▶ Description of the task: Your answer should be every line of the records that contains the word "JSON", copied as it stands.

Data records for software interfaces:
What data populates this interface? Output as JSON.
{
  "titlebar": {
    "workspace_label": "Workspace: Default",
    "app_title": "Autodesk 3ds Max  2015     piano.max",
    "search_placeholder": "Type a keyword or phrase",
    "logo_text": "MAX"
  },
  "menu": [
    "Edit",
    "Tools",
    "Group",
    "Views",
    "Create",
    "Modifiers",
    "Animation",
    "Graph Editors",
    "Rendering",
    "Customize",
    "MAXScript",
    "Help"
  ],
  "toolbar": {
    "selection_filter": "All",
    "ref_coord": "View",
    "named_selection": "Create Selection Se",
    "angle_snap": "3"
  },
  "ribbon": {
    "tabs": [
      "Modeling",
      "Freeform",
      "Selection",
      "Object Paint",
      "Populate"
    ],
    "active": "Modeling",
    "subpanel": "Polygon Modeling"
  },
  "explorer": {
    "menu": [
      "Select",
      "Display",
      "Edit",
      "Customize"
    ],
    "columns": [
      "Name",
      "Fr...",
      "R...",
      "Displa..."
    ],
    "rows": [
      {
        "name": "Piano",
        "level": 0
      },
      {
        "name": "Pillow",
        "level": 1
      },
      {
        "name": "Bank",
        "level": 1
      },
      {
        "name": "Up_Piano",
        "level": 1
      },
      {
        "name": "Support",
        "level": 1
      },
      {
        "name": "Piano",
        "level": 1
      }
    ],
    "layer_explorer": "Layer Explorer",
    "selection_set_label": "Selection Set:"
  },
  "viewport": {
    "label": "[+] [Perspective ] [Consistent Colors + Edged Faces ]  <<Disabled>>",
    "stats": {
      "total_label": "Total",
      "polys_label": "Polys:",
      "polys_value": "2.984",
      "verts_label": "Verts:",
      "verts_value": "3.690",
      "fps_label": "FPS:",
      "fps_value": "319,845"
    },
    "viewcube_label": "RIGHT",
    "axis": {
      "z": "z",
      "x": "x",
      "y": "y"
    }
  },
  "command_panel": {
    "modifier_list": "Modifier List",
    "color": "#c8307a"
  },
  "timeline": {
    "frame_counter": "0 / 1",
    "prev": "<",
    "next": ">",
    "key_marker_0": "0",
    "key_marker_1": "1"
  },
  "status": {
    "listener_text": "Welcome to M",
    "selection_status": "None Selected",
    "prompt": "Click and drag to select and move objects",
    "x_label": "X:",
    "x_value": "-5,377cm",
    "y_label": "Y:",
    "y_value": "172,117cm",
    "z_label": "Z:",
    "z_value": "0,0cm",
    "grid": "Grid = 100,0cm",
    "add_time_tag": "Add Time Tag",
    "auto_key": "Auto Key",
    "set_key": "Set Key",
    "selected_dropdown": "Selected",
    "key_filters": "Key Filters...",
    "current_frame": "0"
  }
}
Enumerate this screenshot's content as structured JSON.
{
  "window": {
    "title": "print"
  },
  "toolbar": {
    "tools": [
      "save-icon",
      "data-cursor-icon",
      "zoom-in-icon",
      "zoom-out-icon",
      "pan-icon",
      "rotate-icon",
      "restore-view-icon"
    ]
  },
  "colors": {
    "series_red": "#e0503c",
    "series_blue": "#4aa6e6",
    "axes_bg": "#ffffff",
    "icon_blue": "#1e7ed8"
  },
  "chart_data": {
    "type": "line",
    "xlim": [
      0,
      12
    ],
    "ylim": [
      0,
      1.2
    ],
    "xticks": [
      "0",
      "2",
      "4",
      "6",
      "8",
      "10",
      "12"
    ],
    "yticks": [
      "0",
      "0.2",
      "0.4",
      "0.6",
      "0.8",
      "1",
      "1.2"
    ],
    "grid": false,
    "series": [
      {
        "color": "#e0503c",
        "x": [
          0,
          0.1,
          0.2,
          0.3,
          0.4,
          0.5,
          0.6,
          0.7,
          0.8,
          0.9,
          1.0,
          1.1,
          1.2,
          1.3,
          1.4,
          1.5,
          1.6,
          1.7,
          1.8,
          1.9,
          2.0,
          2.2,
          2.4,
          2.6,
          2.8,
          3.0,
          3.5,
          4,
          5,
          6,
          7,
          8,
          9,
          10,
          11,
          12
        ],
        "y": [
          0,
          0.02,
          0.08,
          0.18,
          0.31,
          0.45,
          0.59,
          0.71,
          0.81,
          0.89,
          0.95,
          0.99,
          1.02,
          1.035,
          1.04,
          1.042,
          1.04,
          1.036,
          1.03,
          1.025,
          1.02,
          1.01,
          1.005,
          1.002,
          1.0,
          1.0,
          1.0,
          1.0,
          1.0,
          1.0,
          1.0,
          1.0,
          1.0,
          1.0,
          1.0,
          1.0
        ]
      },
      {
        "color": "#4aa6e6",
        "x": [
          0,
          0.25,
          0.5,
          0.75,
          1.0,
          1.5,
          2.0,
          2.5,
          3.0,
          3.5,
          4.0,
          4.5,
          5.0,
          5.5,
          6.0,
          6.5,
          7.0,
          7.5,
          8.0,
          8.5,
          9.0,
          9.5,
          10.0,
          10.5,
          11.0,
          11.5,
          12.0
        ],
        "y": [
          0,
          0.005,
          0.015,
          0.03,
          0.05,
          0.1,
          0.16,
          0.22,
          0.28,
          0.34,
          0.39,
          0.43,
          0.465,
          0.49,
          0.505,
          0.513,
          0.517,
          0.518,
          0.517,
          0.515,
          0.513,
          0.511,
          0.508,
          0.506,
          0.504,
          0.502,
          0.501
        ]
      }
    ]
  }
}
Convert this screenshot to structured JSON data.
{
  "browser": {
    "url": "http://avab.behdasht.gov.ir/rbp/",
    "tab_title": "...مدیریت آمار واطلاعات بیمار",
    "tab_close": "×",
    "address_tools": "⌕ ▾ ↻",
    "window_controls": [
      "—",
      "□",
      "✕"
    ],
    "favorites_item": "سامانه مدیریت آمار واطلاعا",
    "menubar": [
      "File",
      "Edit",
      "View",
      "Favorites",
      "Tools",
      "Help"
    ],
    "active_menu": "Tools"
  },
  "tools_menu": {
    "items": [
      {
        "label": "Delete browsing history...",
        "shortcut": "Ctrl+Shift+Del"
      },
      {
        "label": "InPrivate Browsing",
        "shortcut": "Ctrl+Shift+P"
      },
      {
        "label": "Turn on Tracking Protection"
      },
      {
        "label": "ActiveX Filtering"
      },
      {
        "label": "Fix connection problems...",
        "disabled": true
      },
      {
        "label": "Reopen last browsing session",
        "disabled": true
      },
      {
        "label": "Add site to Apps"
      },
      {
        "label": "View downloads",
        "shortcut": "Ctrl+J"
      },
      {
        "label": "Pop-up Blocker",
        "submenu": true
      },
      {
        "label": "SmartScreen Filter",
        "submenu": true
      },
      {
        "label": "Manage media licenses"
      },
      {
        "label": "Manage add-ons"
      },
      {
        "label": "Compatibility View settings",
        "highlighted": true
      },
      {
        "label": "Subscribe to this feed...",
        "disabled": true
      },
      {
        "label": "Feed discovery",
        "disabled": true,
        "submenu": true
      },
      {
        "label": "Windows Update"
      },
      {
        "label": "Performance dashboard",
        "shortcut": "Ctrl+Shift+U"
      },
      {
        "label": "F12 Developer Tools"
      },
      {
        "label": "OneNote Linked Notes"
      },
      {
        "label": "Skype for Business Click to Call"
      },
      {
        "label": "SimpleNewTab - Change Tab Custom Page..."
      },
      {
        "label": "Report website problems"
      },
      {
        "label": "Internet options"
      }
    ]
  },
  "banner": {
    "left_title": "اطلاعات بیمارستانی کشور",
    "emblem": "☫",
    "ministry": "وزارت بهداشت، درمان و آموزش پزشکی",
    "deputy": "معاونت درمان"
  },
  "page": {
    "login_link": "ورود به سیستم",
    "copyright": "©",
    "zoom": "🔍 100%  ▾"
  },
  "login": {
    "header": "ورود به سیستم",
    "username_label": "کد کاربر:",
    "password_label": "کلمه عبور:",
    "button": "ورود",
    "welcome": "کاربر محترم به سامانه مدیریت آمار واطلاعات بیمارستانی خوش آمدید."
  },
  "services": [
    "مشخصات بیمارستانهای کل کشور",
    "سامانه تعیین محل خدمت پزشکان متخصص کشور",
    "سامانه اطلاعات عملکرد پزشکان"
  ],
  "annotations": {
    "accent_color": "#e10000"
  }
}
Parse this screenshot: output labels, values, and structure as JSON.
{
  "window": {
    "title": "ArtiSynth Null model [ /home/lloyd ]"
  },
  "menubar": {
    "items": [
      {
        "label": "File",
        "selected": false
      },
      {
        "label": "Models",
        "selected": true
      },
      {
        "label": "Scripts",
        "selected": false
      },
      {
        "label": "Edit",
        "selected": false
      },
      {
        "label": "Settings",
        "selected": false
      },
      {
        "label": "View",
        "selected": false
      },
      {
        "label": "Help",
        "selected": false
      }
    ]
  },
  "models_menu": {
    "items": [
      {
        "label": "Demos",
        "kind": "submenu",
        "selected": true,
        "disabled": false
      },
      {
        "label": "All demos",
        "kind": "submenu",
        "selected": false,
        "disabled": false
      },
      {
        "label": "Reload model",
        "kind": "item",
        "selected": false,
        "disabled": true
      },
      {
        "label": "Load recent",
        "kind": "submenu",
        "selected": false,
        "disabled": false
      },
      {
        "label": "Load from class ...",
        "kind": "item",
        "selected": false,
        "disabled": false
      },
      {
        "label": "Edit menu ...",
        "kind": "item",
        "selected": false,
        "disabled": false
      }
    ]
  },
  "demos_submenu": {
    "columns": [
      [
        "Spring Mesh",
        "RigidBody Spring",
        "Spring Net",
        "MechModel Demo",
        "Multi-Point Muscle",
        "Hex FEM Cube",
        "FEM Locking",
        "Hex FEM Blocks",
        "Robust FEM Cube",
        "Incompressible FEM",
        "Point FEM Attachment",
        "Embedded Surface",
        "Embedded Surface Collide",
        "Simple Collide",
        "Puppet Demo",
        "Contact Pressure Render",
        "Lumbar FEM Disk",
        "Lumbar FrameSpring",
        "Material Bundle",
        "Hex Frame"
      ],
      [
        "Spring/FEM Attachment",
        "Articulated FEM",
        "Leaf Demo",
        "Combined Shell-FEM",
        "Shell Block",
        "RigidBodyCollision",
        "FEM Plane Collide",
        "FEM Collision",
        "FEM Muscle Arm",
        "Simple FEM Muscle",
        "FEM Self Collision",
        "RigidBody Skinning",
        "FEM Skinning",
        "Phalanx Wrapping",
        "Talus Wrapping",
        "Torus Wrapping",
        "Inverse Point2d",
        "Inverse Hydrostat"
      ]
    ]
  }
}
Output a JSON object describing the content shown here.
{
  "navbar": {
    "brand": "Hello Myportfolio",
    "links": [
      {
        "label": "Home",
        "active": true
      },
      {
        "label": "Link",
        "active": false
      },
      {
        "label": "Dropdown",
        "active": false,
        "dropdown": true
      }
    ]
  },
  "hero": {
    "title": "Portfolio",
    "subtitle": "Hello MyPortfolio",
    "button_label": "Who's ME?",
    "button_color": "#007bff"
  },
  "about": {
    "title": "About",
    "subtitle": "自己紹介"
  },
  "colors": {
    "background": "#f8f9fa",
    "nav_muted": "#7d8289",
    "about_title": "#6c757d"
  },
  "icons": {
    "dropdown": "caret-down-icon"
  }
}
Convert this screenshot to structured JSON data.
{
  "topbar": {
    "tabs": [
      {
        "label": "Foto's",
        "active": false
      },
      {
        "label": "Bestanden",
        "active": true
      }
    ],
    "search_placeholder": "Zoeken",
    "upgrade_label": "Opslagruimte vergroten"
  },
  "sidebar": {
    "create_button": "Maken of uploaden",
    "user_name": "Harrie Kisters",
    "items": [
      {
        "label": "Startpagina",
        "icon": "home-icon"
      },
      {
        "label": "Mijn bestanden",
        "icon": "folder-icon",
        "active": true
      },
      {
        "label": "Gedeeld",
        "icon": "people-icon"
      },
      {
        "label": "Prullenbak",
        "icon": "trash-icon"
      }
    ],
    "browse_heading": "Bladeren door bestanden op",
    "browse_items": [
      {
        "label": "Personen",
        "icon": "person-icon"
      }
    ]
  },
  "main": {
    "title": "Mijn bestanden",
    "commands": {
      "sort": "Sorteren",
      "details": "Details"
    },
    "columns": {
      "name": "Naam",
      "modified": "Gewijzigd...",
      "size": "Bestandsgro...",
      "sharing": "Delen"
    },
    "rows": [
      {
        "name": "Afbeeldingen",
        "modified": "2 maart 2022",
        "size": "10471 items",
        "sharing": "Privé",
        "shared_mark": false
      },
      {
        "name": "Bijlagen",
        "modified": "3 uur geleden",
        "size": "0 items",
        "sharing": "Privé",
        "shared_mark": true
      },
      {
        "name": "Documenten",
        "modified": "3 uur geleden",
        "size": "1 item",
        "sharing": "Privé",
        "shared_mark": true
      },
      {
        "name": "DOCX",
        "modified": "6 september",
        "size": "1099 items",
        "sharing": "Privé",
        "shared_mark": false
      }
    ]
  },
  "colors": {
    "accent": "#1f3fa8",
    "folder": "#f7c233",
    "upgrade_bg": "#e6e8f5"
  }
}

▶ Finished task:
What data populates this interface? Output as JSON.
Enumerate this screenshot's content as structured JSON.
Convert this screenshot to structured JSON data.
Parse this screenshot: output labels, values, and structure as JSON.
Output a JSON object describing the content shown here.
Convert this screenshot to structured JSON data.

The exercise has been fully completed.